=== Begin Enclosure ===

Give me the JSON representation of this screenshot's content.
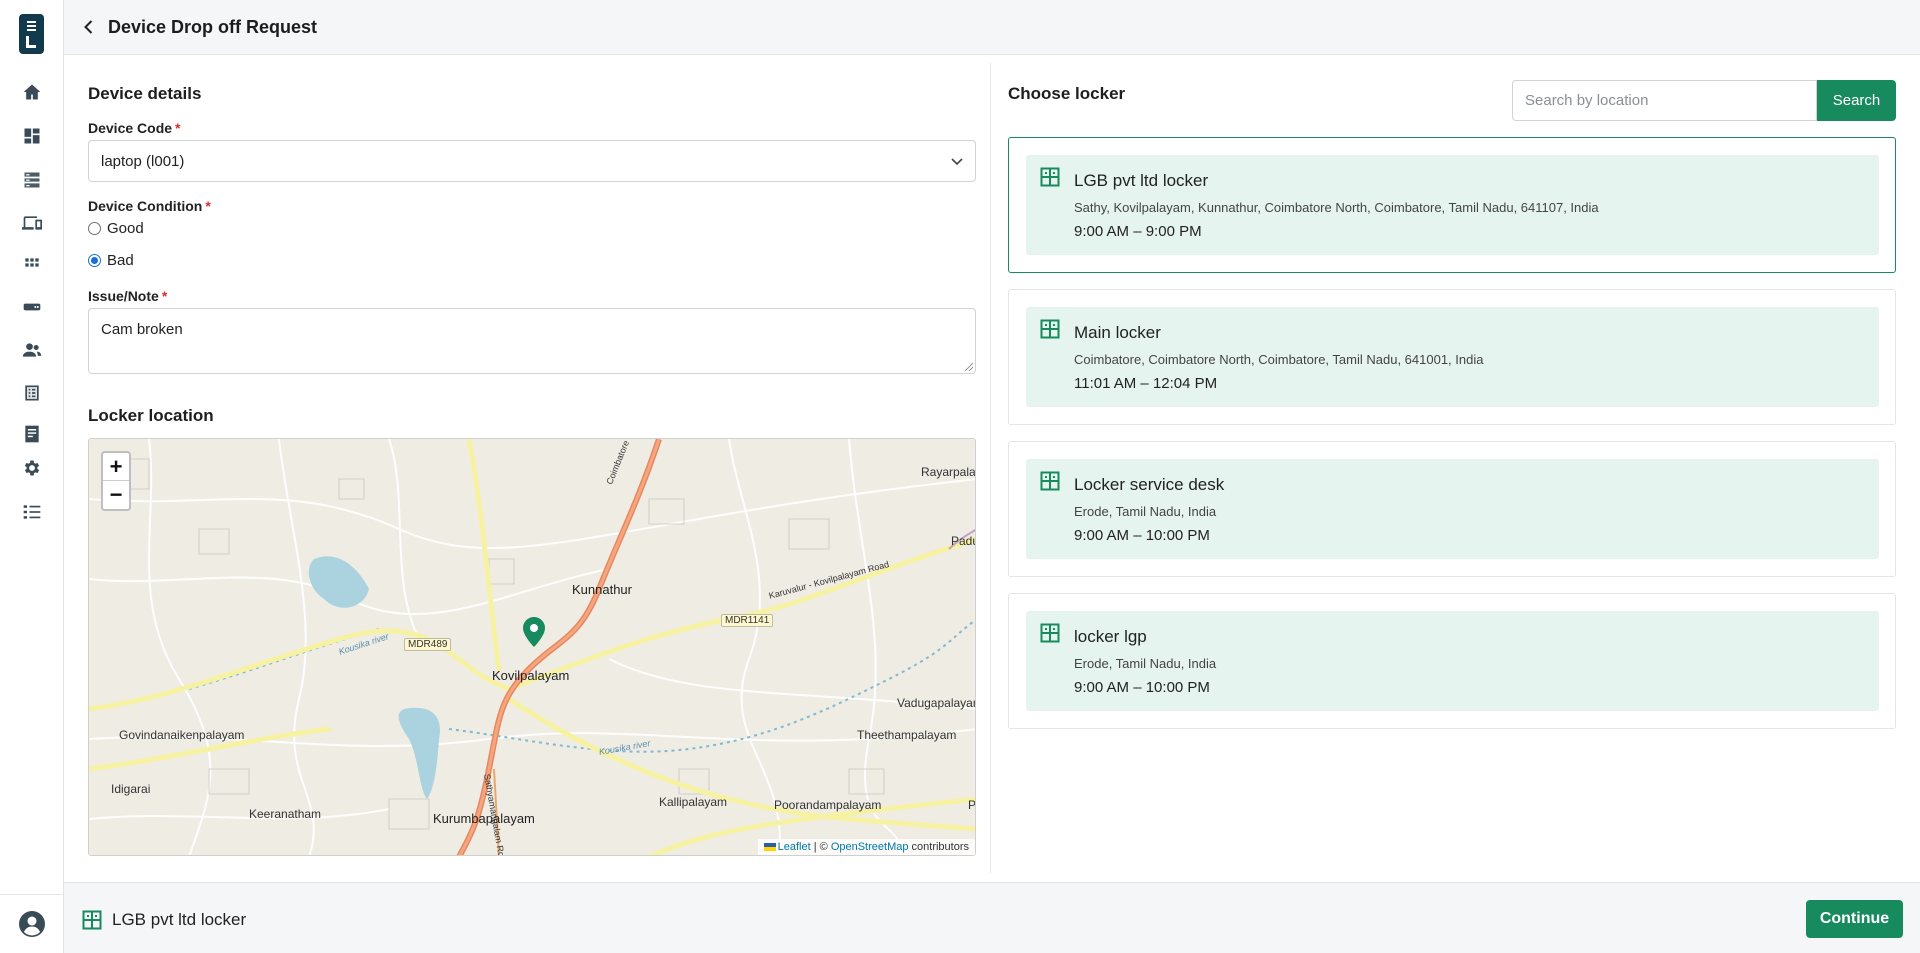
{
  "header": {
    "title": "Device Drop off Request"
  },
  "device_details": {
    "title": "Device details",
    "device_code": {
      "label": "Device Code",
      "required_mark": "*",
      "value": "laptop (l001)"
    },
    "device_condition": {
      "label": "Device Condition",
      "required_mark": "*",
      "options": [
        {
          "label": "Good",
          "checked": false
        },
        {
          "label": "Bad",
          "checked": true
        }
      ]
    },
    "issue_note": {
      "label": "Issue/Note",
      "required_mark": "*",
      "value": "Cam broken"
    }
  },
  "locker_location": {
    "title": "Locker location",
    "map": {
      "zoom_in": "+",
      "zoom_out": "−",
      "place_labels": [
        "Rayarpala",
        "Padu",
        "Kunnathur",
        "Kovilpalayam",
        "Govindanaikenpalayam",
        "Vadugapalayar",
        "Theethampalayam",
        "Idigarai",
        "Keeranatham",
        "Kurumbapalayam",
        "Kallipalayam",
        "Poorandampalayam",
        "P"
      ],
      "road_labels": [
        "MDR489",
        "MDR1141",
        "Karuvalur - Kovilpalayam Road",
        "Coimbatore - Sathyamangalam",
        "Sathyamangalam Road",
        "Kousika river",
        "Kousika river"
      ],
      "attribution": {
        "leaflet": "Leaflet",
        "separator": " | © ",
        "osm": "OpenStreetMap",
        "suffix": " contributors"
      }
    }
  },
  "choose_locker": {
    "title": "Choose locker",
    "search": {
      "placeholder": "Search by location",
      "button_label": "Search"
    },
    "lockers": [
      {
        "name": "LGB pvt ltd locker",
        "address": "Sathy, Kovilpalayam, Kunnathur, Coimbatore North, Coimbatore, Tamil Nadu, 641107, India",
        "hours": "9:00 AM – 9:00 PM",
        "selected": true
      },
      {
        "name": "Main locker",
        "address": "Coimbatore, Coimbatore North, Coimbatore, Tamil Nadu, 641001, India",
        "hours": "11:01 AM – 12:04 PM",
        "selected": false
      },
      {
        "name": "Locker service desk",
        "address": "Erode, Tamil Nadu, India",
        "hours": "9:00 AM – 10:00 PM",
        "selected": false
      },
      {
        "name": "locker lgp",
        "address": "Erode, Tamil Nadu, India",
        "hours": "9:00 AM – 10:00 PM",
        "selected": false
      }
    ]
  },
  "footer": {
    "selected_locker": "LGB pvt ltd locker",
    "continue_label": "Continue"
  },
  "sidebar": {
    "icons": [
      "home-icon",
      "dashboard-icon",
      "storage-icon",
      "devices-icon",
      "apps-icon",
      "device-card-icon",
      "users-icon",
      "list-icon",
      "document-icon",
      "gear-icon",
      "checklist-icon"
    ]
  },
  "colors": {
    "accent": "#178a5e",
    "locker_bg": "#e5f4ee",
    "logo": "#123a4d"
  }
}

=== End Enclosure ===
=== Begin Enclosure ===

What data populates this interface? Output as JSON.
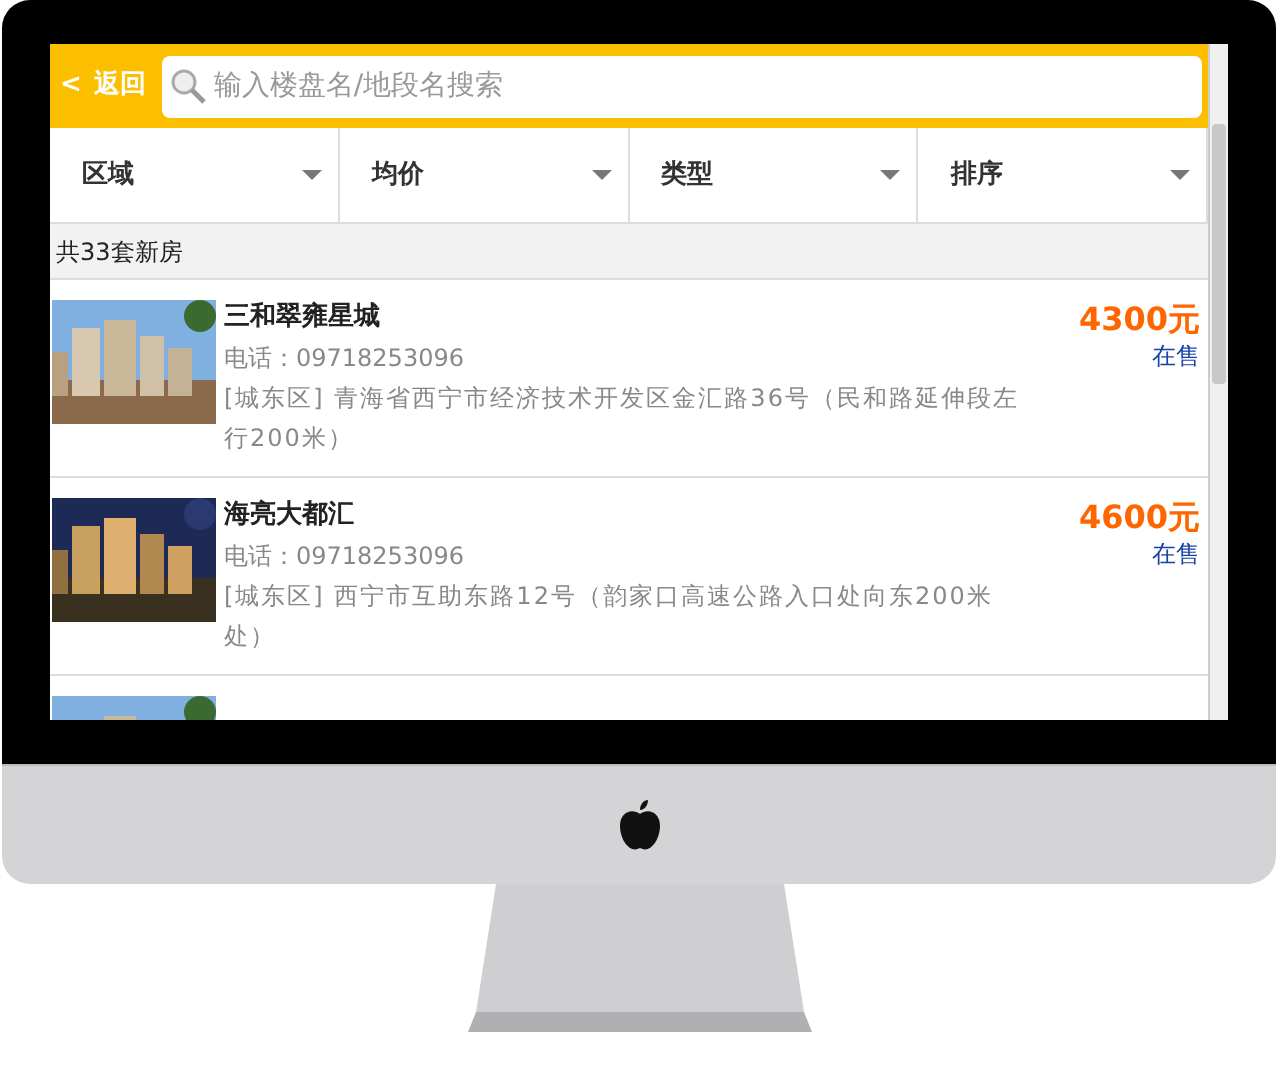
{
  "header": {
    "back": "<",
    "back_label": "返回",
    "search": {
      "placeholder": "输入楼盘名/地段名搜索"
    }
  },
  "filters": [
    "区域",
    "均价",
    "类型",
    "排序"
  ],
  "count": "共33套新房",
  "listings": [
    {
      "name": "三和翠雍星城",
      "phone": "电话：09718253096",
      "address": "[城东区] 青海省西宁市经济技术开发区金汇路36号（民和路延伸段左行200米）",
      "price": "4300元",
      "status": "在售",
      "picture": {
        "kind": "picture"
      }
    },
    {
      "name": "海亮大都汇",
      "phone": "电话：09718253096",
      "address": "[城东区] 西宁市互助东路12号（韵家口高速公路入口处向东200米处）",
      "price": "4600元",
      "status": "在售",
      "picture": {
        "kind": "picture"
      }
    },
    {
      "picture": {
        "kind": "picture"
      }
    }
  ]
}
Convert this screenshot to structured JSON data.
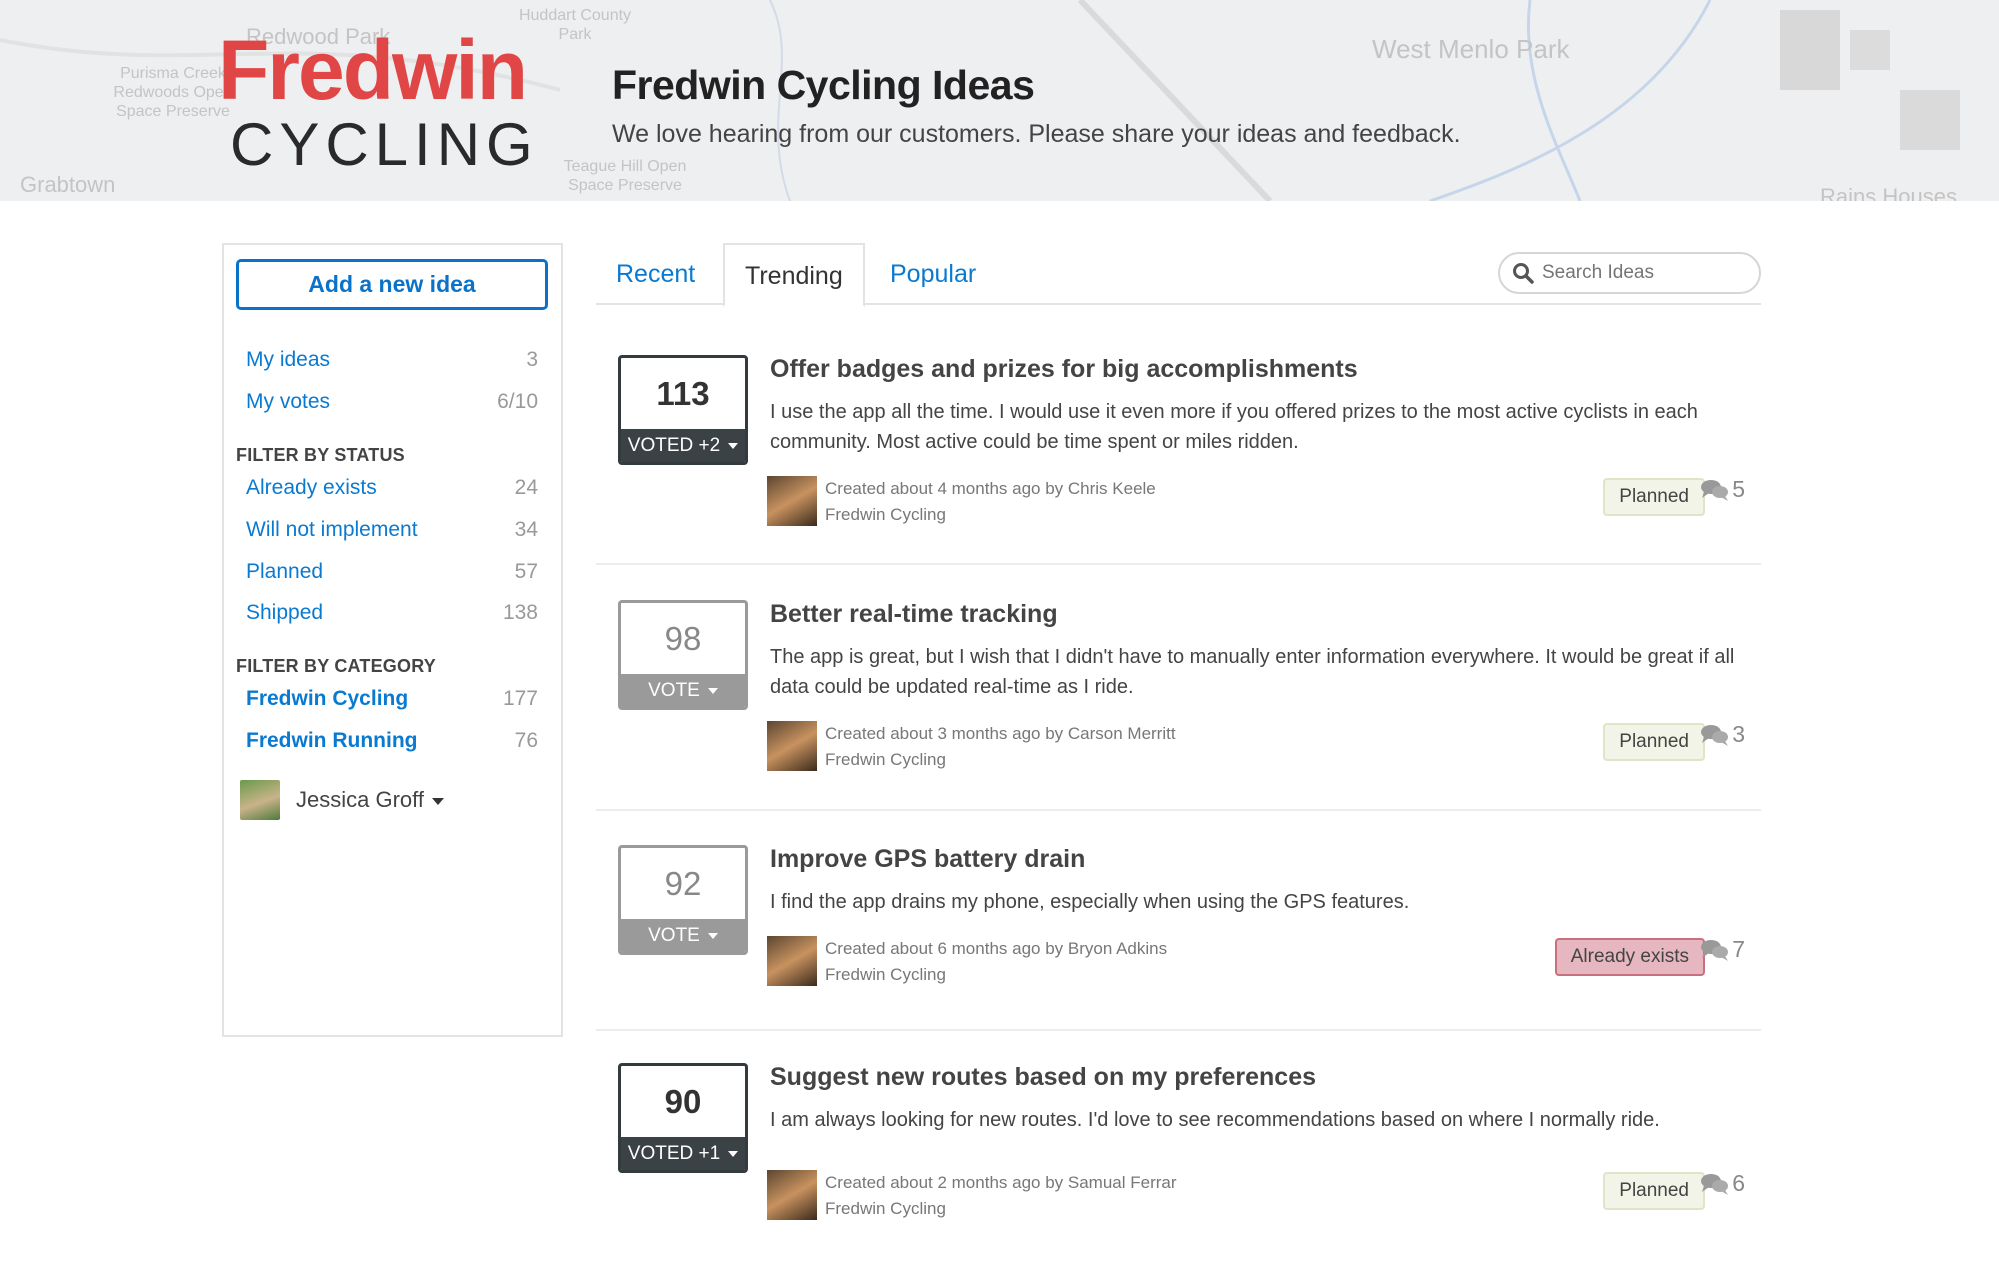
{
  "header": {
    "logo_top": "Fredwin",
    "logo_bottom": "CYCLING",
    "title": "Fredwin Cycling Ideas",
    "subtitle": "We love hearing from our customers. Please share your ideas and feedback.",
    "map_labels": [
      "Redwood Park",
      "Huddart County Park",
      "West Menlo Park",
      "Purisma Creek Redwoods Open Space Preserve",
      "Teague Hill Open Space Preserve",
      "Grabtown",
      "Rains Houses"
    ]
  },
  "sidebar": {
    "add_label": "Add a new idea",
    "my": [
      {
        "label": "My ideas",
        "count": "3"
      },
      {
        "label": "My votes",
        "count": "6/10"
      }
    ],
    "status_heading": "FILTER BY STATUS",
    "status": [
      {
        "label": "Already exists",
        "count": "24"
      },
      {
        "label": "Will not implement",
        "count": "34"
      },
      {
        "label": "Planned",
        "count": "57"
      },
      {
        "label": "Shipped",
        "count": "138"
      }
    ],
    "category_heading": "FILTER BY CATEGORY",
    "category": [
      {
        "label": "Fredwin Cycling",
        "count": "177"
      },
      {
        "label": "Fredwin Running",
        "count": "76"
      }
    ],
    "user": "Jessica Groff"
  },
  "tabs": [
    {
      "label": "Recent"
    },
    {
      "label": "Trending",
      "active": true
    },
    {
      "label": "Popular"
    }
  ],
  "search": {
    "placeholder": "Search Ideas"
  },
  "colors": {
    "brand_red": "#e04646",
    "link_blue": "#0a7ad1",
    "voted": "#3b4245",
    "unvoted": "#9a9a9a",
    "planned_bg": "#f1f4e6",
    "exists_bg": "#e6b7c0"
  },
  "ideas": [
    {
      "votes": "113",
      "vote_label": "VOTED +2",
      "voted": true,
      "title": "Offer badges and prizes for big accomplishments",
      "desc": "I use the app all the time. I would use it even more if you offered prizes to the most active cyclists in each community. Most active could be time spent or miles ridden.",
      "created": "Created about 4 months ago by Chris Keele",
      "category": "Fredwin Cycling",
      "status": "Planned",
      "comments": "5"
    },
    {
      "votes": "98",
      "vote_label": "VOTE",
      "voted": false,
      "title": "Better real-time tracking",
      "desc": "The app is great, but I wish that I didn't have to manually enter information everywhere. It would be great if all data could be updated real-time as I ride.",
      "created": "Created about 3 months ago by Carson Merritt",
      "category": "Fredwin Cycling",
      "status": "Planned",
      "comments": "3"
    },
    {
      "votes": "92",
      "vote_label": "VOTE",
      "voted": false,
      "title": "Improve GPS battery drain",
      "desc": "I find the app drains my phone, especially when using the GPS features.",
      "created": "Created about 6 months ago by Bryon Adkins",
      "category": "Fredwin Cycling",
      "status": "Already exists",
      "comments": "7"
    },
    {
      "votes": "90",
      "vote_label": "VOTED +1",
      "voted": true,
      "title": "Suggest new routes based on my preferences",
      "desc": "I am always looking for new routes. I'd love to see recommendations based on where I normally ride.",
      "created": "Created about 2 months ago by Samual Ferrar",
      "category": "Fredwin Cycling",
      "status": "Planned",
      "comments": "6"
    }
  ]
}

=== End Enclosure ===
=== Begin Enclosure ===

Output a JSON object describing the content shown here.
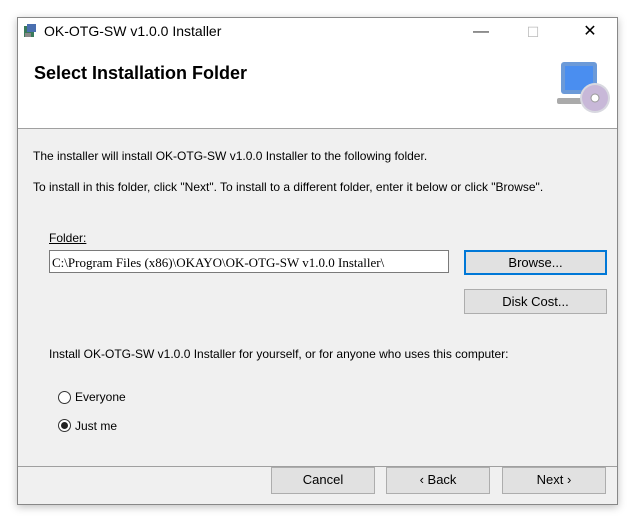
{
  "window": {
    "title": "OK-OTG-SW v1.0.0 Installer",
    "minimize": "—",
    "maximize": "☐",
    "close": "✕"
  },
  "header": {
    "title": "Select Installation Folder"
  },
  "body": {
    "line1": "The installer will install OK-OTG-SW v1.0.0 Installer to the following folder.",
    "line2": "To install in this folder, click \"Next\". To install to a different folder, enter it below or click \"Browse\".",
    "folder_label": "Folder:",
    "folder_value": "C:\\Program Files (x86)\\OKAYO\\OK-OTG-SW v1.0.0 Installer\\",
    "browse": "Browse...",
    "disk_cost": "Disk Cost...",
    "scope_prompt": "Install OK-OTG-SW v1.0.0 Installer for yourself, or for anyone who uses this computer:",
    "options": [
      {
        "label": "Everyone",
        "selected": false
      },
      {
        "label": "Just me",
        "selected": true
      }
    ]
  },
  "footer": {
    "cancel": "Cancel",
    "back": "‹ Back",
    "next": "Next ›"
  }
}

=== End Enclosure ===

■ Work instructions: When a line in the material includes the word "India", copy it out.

■ Output for this task:
        "address": "Sathy, Kovilpalayam, Kunnathur, Coimbatore North, Coimbatore, Tamil Nadu, 641107, India",
        "address": "Coimbatore, Coimbatore North, Coimbatore, Tamil Nadu, 641001, India",
        "address": "Erode, Tamil Nadu, India",
        "address": "Erode, Tamil Nadu, India",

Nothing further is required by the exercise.